var $a : cs.AddressEntity
var $p : cs.PersonsEntity
var $text : Text

$ds:=Open datastore(New object("hostname"; "school.acme.com"); "schools")

$ds.setRemoteContextInfo("contextA"; $ds.Address; "city, persons:50, persons.lastname, persons.firstname"; "main"; 100)

$contextA:=New object("context"; "contextA")

For each ($a; $addresses)
$text:=$text+"/ "+$a.city
 For each ($p; $a.persons)
  $text:=$text+" - "+$p.firstname+$p.lastname
 End for each
End for each

the ORDA cache

Other useful tools are provided to handle the ORDA cache timeout and maximum size and means to inspect the contents of the ORDA cache.

More information is available on the documentation website.

For example, you can modify the ORDA cache timeout to adapt the frequency of your requests. This is useful when you know if your data is likely to change often or not.


In the example below, the Cities dataclass contains zipcodes and cities which are not likely to change very often, so the timeout is extended. 

var $ds : 4D.DataStoreImplementation
$ds:=Open datastore(New object("hostname"; "school.acme.com"); "schools")
// The entities will expire after 3 hours
// There are 350 entities maximum in the cache of the Cities dataclass
$ds.Cities.setRemoteCacheSettings(New object("timeout"; 10800; "maxEntries"; 350))
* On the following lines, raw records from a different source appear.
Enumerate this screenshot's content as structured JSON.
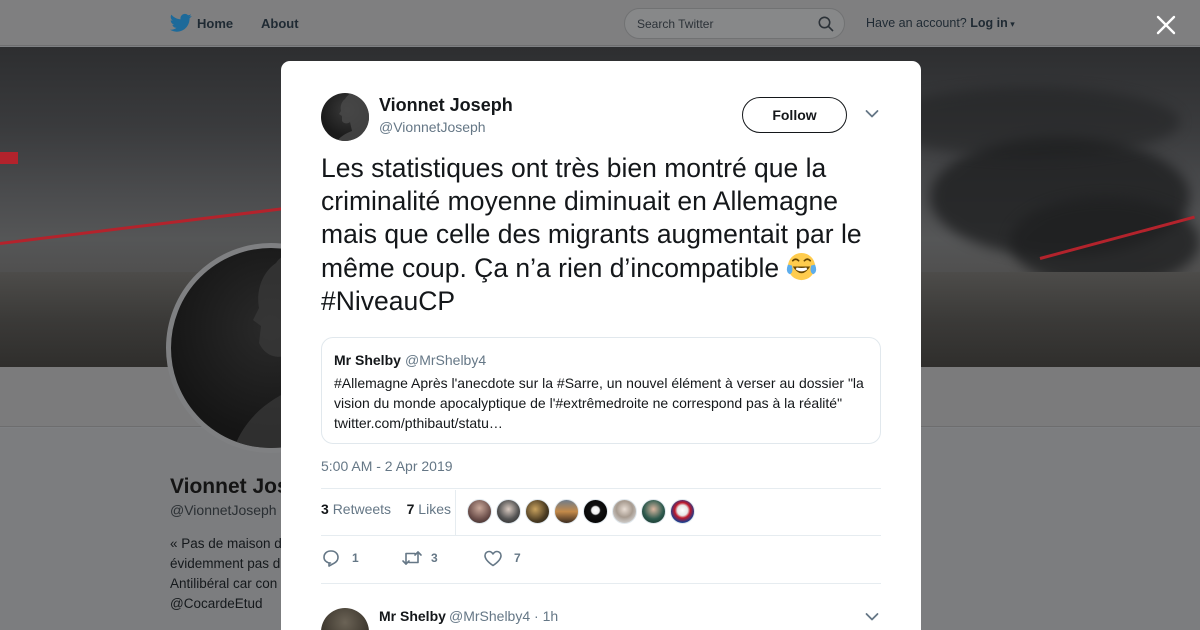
{
  "nav": {
    "home_label": "Home",
    "about_label": "About",
    "search_placeholder": "Search Twitter",
    "account_prompt": "Have an account?",
    "login_label": "Log in"
  },
  "profile": {
    "name": "Vionnet Joseph",
    "handle": "@VionnetJoseph",
    "bio_lines": [
      "« Pas de maison d",
      "évidemment pas d",
      "Antilibéral car con",
      "@CocardeEtud"
    ]
  },
  "tweet": {
    "author_name": "Vionnet Joseph",
    "author_handle": "@VionnetJoseph",
    "follow_label": "Follow",
    "text_main": "Les statistiques ont très bien montré que la criminalité moyenne diminuait en Allemagne mais que celle des migrants augmentait par le même coup. Ça n’a rien d’incompatible",
    "text_hashtag": "#NiveauCP",
    "emoji": "face-with-tears-of-joy",
    "timestamp": "5:00 AM - 2 Apr 2019",
    "retweets_count": "3",
    "retweets_label": "Retweets",
    "likes_count": "7",
    "likes_label": "Likes",
    "likers_count": 8,
    "actions": {
      "reply_count": "1",
      "retweet_count": "3",
      "like_count": "7"
    }
  },
  "quoted_tweet": {
    "author_name": "Mr Shelby",
    "author_handle": "@MrShelby4",
    "text": "#Allemagne Après l'anecdote sur la #Sarre, un nouvel élément à verser au dossier \"la vision du monde apocalyptique de l'#extrêmedroite ne correspond pas à la réalité\" twitter.com/pthibaut/statu…"
  },
  "reply": {
    "author_name": "Mr Shelby",
    "author_handle": "@MrShelby4 · 1h"
  },
  "colors": {
    "twitter_blue": "#1da1f2",
    "secondary_text": "#657786",
    "primary_text": "#14171a"
  }
}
To save memory, you can also update the maximum number of entities present in the cache for each dataclass. 

inspect and reset the contexts

To help you dive into this fascinating subject, visit the documentation.

Important: Note that you’ll probably need to inspect the requests for a complete understanding and debugging.

one more thing

Not very close to this feature but valuable, the dataClass.getCount() function is now available to get the number of entities in a dataclass.

This avoids calling dataclass. all().length builds an entity selection on the server and fully loads the first entity on the client.

var $count : Integer


now play with the HDI and the summit 2020 demo

Download the HDI and the Summit 2020 session demo to learn more!


• Product Owner • Marie-Sophie Landrieu-Yvert has joined the 4D Product team as a Product Owner in 2017. As a Product Owner, she is in charge of writing the user stories then translating it to functional specifications. Her role is also to make sure that the feature implementation delivered is meeting the customer need.Marie-Sophie graduated from the ESIGELEC Engineering School and began her career as an engineer at IBM in 1995. She participated on various projects (maintenance or build projects) and worked as a Cobol developer. Then she worked as an UML designer and Java developer. Lately her main roles were analyzing and writing functional requirements, coordinate business and development teams.